> [SOURCE INFORMATION]

-------------------------

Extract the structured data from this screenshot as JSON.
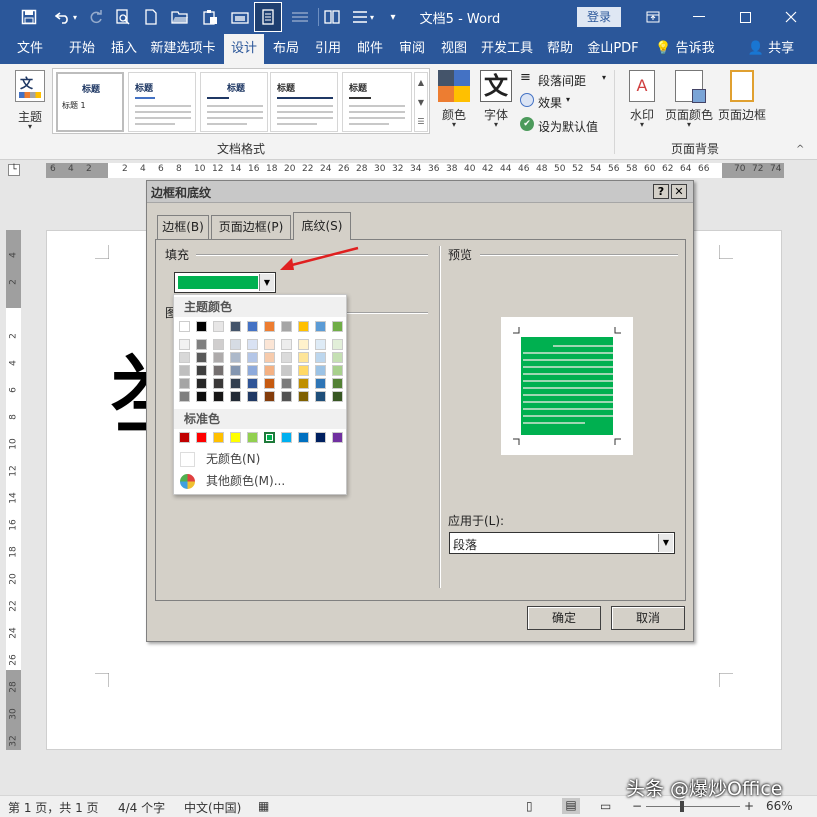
{
  "titlebar": {
    "doc_title": "文档5 - Word",
    "login": "登录",
    "color": "#2b579a",
    "quick_access": [
      "save-icon",
      "undo-icon",
      "redo-icon",
      "print-preview-icon",
      "new-doc-icon",
      "open-icon",
      "paste-icon",
      "screenshot-icon",
      "page-view-icon",
      "format-icon",
      "columns-icon",
      "spacing-icon",
      "customize-icon"
    ],
    "window_buttons": [
      "ribbon-display-icon",
      "minimize-icon",
      "maximize-icon",
      "close-icon"
    ]
  },
  "ribbon_tabs": [
    {
      "label": "文件"
    },
    {
      "label": "开始"
    },
    {
      "label": "插入"
    },
    {
      "label": "新建选项卡"
    },
    {
      "label": "设计",
      "active": true
    },
    {
      "label": "布局"
    },
    {
      "label": "引用"
    },
    {
      "label": "邮件"
    },
    {
      "label": "审阅"
    },
    {
      "label": "视图"
    },
    {
      "label": "开发工具"
    },
    {
      "label": "帮助"
    },
    {
      "label": "金山PDF"
    },
    {
      "label": "告诉我"
    },
    {
      "label": "共享"
    }
  ],
  "ribbon": {
    "theme_label": "主题",
    "gallery": {
      "group_label": "文档格式",
      "first_title": "标题",
      "first_sub": "标题 1",
      "item_title": "标题"
    },
    "colors_label": "颜色",
    "fonts_label": "字体",
    "fonts_glyph": "文",
    "para_spacing": "段落间距",
    "effects": "效果",
    "set_default": "设为默认值",
    "watermark": "水印",
    "page_color": "页面颜色",
    "page_border": "页面边框",
    "page_bg_group": "页面背景"
  },
  "ruler": {
    "h_ticks": [
      "6",
      "4",
      "2",
      "",
      "2",
      "4",
      "6",
      "8",
      "10",
      "12",
      "14",
      "16",
      "18",
      "20",
      "22",
      "24",
      "26",
      "28",
      "30",
      "32",
      "34",
      "36",
      "38",
      "40",
      "42",
      "44",
      "46",
      "48",
      "50",
      "52",
      "54",
      "56",
      "58",
      "60",
      "62",
      "64",
      "66",
      "",
      "70",
      "72",
      "74"
    ],
    "v_ticks": [
      "4",
      "2",
      "",
      "2",
      "4",
      "6",
      "8",
      "10",
      "12",
      "14",
      "16",
      "18",
      "20",
      "22",
      "24",
      "26",
      "28",
      "30",
      "32"
    ]
  },
  "document": {
    "big_char": "举"
  },
  "dialog": {
    "title": "边框和底纹",
    "help": "?",
    "close": "✕",
    "tabs": [
      {
        "label": "边框(B)"
      },
      {
        "label": "页面边框(P)"
      },
      {
        "label": "底纹(S)",
        "active": true
      }
    ],
    "fill_label": "填充",
    "pattern_label": "图",
    "fill_color": "#00b050",
    "preview_label": "预览",
    "apply_label": "应用于(L):",
    "apply_value": "段落",
    "ok": "确定",
    "cancel": "取消"
  },
  "palette": {
    "theme_header": "主题颜色",
    "std_header": "标准色",
    "no_color": "无颜色(N)",
    "more_colors": "其他颜色(M)...",
    "theme_top": [
      "#ffffff",
      "#000000",
      "#e7e6e6",
      "#44546a",
      "#4472c4",
      "#ed7d31",
      "#a5a5a5",
      "#ffc000",
      "#5b9bd5",
      "#70ad47"
    ],
    "theme_shades": [
      [
        "#f2f2f2",
        "#7f7f7f",
        "#d0cece",
        "#d6dce4",
        "#d9e2f3",
        "#fbe5d5",
        "#ededed",
        "#fff2cc",
        "#deebf6",
        "#e2efd9"
      ],
      [
        "#d8d8d8",
        "#595959",
        "#aeabab",
        "#adb9ca",
        "#b4c6e7",
        "#f7cbac",
        "#dbdbdb",
        "#fee599",
        "#bdd7ee",
        "#c5e0b3"
      ],
      [
        "#bfbfbf",
        "#3f3f3f",
        "#757070",
        "#8496b0",
        "#8eaadb",
        "#f4b183",
        "#c9c9c9",
        "#ffd965",
        "#9cc3e5",
        "#a8d08d"
      ],
      [
        "#a5a5a5",
        "#262626",
        "#3a3838",
        "#323f4f",
        "#2f5496",
        "#c55a11",
        "#7b7b7b",
        "#bf8f00",
        "#2e75b5",
        "#538135"
      ],
      [
        "#7f7f7f",
        "#0c0c0c",
        "#171616",
        "#222a35",
        "#1f3864",
        "#833c0b",
        "#525252",
        "#7f6000",
        "#1e4e79",
        "#375623"
      ]
    ],
    "standard": [
      "#c00000",
      "#ff0000",
      "#ffc000",
      "#ffff00",
      "#92d050",
      "#00b050",
      "#00b0f0",
      "#0070c0",
      "#002060",
      "#7030a0"
    ],
    "selected_standard_index": 5
  },
  "statusbar": {
    "page": "第 1 页，共 1 页",
    "words": "4/4 个字",
    "lang": "中文(中国)",
    "zoom": "66%",
    "zoom_minus": "−",
    "zoom_plus": "+"
  },
  "watermark_text": "头条 @爆炒Office"
}
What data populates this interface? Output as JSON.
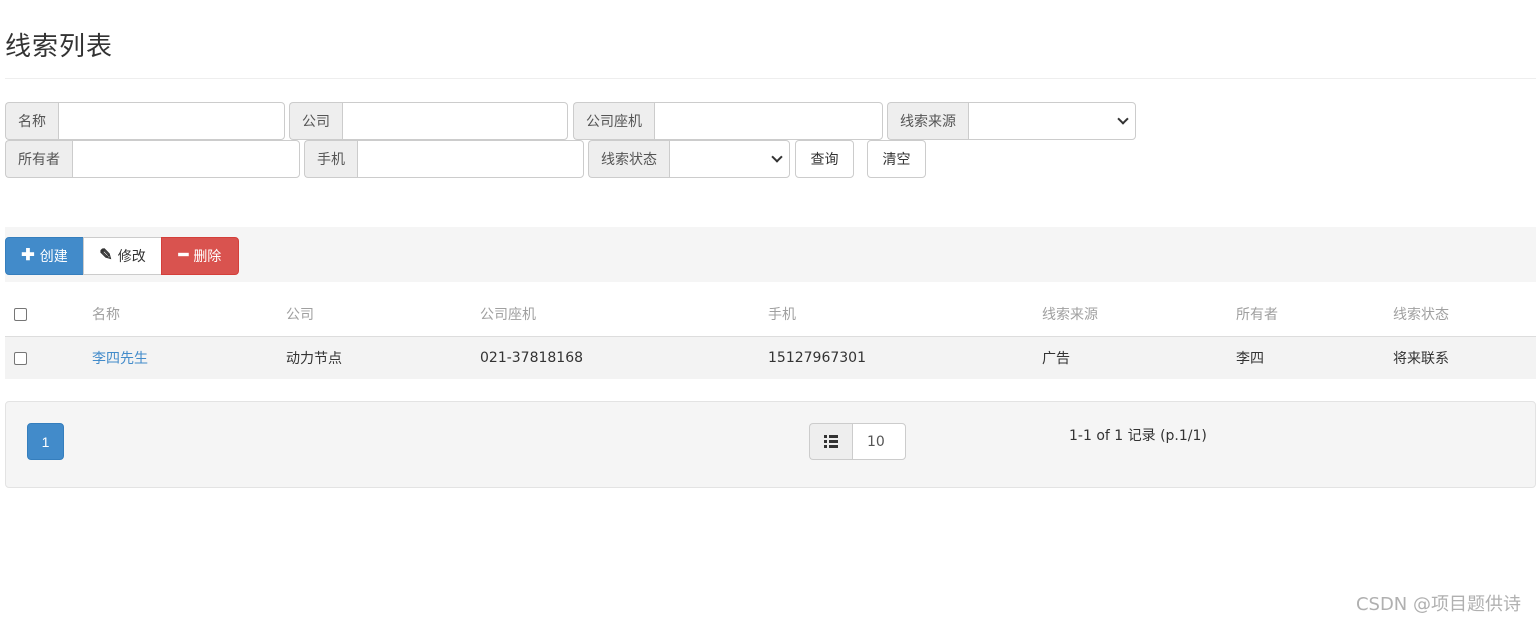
{
  "page": {
    "title": "线索列表"
  },
  "search": {
    "name_label": "名称",
    "company_label": "公司",
    "phone_label": "公司座机",
    "source_label": "线索来源",
    "owner_label": "所有者",
    "mobile_label": "手机",
    "state_label": "线索状态",
    "name_value": "",
    "company_value": "",
    "phone_value": "",
    "owner_value": "",
    "mobile_value": "",
    "source_selected": "",
    "state_selected": "",
    "query_label": "查询",
    "clear_label": "清空"
  },
  "toolbar": {
    "create_label": "创建",
    "create_icon": "plus-icon",
    "edit_label": "修改",
    "edit_icon": "pencil-icon",
    "delete_label": "删除",
    "delete_icon": "minus-icon",
    "create_color": "#428bca",
    "delete_color": "#d9534f"
  },
  "table": {
    "columns": [
      "名称",
      "公司",
      "公司座机",
      "手机",
      "线索来源",
      "所有者",
      "线索状态"
    ],
    "rows": [
      {
        "name": "李四先生",
        "company": "动力节点",
        "phone": "021-37818168",
        "mobile": "15127967301",
        "source": "广告",
        "owner": "李四",
        "state": "将来联系"
      }
    ]
  },
  "pagination": {
    "current_page": "1",
    "page_size": "10",
    "page_size_icon": "list-icon",
    "record_info": "1-1 of 1 记录 (p.1/1)"
  },
  "watermark": "CSDN @项目题供诗"
}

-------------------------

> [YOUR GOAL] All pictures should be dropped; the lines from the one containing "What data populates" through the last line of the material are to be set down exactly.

> [FINISHED EXERCISE]
What data populates this interface? Output as JSON.
{
  "page": {
    "title": "线索列表"
  },
  "search": {
    "name_label": "名称",
    "company_label": "公司",
    "phone_label": "公司座机",
    "source_label": "线索来源",
    "owner_label": "所有者",
    "mobile_label": "手机",
    "state_label": "线索状态",
    "name_value": "",
    "company_value": "",
    "phone_value": "",
    "owner_value": "",
    "mobile_value": "",
    "source_selected": "",
    "state_selected": "",
    "query_label": "查询",
    "clear_label": "清空"
  },
  "toolbar": {
    "create_label": "创建",
    "create_icon": "plus-icon",
    "edit_label": "修改",
    "edit_icon": "pencil-icon",
    "delete_label": "删除",
    "delete_icon": "minus-icon",
    "create_color": "#428bca",
    "delete_color": "#d9534f"
  },
  "table": {
    "columns": [
      "名称",
      "公司",
      "公司座机",
      "手机",
      "线索来源",
      "所有者",
      "线索状态"
    ],
    "rows": [
      {
        "name": "李四先生",
        "company": "动力节点",
        "phone": "021-37818168",
        "mobile": "15127967301",
        "source": "广告",
        "owner": "李四",
        "state": "将来联系"
      }
    ]
  },
  "pagination": {
    "current_page": "1",
    "page_size": "10",
    "page_size_icon": "list-icon",
    "record_info": "1-1 of 1 记录 (p.1/1)"
  },
  "watermark": "CSDN @项目题供诗"
}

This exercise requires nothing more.